This event is free and advance registration is not necessary. CT Forest and Parks requires that you sign a waiver form to participate.  Call (860) 984-6178 for more information or to learn about a possible last minute cancellation due to weather conditions or river waters above flood stage.

In the Mattabesset River,August 2008

Here we head upriver towards the two bridges

Middletown Photos Added

January 4, 2009

Sufferin' Cats

“Sufferin’ Cats”

We have added lots of Middletown photographs to these pages; read more….

River Paddle Floating Meadows: July 12 9 AM

July 6, 2008

Mattabesset and Coginchaug

River Paddle

July 12, 9 a.m.

Last year’s event was great fun!

Departure from Harbor Park at 9 a.m. to catch the end of the flood tide, so that we will be in the Floating Meadows at high tide. Professor Barry Chernoff will offer short talks on river ecology along the way. If you plan to attend and if you wish to be informed in case of cancellation due to weather, email Hall.john.c@sbcglobal.net

Dugout Paddlers Off For Florida….

June 8, 2008

Dugout Paddlers Off For Florida
Middletown Press reports today:

MIDDLETOWN — With a grey-clouded sky over the river five brave boaters set out for Key West in dugout canoes Thursday.

Setting forth in two handcrafted dugouts, Captain George Frick and four crew members headed down the Connecticut River towards Saybrook and the open water beyond. They are then to head down Long Island Sound to New York and then traverse the Inland (IntraCoastal) Waterway to Florida, a journey that will take about 6 weeks. We reported earlier on the making of the canoes and on an earlier trip down river to Greenport, Long Island. The photo at top is from an earlier excursion on the river and the one below is a view of two incomplete dugouts taken in Harbor Park, Middletown last year. A full account of the earlier trip can be read here and here (PDF). The top photo is from that site.
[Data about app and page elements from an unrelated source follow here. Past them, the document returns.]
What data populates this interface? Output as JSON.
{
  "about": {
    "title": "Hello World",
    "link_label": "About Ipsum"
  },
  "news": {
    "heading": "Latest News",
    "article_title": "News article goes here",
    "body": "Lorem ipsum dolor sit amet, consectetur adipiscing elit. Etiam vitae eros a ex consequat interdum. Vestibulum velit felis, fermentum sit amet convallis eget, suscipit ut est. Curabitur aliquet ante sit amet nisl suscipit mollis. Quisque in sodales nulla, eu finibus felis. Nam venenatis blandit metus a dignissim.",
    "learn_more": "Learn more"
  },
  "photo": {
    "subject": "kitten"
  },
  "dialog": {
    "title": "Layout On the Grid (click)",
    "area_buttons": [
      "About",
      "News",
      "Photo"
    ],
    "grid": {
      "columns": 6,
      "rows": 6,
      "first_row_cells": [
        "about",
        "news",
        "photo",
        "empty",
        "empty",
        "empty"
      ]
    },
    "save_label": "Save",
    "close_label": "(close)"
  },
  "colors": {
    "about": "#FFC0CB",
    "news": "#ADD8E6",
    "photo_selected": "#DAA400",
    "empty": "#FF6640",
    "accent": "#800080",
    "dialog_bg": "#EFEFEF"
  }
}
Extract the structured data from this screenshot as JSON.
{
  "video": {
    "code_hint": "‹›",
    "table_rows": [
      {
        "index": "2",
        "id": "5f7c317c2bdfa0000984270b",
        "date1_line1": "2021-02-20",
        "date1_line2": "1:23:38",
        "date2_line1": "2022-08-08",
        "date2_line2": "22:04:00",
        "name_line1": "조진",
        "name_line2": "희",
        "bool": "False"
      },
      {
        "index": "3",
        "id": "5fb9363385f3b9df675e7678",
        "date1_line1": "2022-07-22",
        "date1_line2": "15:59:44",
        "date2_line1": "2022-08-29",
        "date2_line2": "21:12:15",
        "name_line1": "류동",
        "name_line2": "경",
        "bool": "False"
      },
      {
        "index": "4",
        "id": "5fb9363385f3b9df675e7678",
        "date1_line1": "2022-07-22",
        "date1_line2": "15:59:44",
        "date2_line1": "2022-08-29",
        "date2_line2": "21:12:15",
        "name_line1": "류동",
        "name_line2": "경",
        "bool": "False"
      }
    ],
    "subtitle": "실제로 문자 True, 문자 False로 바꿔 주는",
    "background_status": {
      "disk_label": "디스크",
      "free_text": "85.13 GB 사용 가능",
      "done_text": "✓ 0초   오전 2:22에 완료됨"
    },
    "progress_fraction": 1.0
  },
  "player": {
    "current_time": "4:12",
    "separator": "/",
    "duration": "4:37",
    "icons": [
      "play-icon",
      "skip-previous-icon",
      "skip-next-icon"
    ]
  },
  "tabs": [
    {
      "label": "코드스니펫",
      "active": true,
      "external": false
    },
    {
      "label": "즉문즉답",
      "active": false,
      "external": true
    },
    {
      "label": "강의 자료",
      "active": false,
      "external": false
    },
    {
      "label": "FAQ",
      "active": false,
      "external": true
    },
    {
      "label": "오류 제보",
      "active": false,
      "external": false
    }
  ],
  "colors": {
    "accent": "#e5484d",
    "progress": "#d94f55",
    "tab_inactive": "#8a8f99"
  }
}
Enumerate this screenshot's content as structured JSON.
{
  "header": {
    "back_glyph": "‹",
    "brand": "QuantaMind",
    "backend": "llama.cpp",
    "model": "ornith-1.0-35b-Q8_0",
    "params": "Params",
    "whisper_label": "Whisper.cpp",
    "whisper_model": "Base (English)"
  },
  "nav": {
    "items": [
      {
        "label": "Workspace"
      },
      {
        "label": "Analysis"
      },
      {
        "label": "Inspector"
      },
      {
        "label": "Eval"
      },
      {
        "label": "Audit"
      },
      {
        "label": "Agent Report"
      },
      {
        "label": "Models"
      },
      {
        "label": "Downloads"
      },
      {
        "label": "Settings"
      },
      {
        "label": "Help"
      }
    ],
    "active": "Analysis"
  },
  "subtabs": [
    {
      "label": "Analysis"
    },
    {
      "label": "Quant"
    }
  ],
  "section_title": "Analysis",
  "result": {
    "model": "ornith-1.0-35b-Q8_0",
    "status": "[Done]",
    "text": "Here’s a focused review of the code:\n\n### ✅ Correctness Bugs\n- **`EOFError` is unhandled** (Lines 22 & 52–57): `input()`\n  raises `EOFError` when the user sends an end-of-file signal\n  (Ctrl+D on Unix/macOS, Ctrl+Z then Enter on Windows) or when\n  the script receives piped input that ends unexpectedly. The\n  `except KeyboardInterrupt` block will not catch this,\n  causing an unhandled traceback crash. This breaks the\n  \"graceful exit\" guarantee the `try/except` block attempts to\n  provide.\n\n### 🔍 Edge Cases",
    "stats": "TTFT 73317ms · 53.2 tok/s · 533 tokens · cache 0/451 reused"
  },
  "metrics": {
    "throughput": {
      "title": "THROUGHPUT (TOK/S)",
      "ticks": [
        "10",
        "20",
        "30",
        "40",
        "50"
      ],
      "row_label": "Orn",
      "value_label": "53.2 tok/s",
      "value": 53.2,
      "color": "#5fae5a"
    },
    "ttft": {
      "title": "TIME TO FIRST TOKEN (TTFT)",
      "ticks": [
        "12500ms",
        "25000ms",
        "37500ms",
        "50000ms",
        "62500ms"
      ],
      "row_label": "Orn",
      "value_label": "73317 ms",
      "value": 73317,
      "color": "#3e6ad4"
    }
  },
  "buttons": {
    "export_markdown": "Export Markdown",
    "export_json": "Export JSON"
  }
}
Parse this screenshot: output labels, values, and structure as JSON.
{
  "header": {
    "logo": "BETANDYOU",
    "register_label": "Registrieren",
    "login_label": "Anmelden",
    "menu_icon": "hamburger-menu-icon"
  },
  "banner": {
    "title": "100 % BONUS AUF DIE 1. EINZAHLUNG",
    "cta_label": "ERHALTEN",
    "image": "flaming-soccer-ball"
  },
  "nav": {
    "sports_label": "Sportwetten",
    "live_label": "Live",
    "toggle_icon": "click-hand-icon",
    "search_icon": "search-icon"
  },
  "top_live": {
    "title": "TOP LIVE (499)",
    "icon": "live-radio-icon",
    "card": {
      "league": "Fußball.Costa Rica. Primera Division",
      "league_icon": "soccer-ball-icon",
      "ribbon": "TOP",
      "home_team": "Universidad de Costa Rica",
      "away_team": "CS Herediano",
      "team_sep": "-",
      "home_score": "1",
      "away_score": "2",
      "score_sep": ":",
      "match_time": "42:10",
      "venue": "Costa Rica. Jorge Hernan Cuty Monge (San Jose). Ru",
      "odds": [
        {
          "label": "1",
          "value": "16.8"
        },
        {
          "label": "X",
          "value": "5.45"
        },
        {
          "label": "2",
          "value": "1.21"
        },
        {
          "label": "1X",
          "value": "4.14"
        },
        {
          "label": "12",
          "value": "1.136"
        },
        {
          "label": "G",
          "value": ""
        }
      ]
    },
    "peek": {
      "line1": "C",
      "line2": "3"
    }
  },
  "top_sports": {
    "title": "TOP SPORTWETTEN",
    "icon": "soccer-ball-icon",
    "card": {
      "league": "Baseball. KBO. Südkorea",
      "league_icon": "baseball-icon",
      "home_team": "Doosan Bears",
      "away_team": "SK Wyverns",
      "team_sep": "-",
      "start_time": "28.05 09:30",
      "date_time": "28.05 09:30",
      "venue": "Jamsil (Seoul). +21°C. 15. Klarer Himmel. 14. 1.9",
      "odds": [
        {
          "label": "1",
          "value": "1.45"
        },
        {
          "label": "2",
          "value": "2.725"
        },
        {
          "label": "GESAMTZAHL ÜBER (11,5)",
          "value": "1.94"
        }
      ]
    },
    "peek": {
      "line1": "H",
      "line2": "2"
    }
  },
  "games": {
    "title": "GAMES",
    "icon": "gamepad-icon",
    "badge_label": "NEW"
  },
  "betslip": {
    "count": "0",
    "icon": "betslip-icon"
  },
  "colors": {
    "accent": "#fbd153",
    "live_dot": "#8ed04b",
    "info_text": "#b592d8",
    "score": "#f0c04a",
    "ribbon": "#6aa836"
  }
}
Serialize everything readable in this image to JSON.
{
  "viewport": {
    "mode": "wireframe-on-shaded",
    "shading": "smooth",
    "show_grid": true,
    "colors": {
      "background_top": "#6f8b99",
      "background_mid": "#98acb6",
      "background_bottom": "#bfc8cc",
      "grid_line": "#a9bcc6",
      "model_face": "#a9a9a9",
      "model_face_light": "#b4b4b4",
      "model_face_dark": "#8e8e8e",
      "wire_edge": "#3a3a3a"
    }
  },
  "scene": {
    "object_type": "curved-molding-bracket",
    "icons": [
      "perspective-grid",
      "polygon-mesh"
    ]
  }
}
Here is an excerpt from a web site documenting the building of the canoes:
THE PROJECT
Getting the tree
An Eastern cottonwood tree — 60 feet in length and 12 feet in circumference — had been
identified on Wilcox Island under the Arrigoni Bridge. Ron Klattenberg, Middletown City
Council member and project organizer, observed that there were several auspicious signs
for this project. The first was the weather. The massive tree identified to be cut down for the
project fell during a storm; then subsequent days of rain helped wash the tree trunk down
parallel to the river for launching.
The cottonwood was floated downriver to Harbor Park in Middletown. Clients went
upriver to watch the process. Not only were the clients watching, so were police, fire and
Coast Guard boats. Everyone marveled at how George Frick, president of Friends of the
Connecticut River, was able to manage to straddle the tree without falling off, then to bring
it to shore.
Crafting the canoe: Trial and error
Now it was time for the AIC clients to begin the arduous and grueling process of chopping,
burning, and carving the tree into a canoe. Under the guidance of George Frick and Ron
Klattenberg, the young men set to work hollowing and carving out the dugout canoe. For
a month they burned the wood to make it soft, then dug out the tree, all the while using
primitive tools. Each day they carved, cooked lunch over the burning embers, then carved
some more. While there are no historical records as to how the Indians in fact crafted these
boats, Frick had some knowledge of the methods and type of shape that would be necessary
to make this journey successful.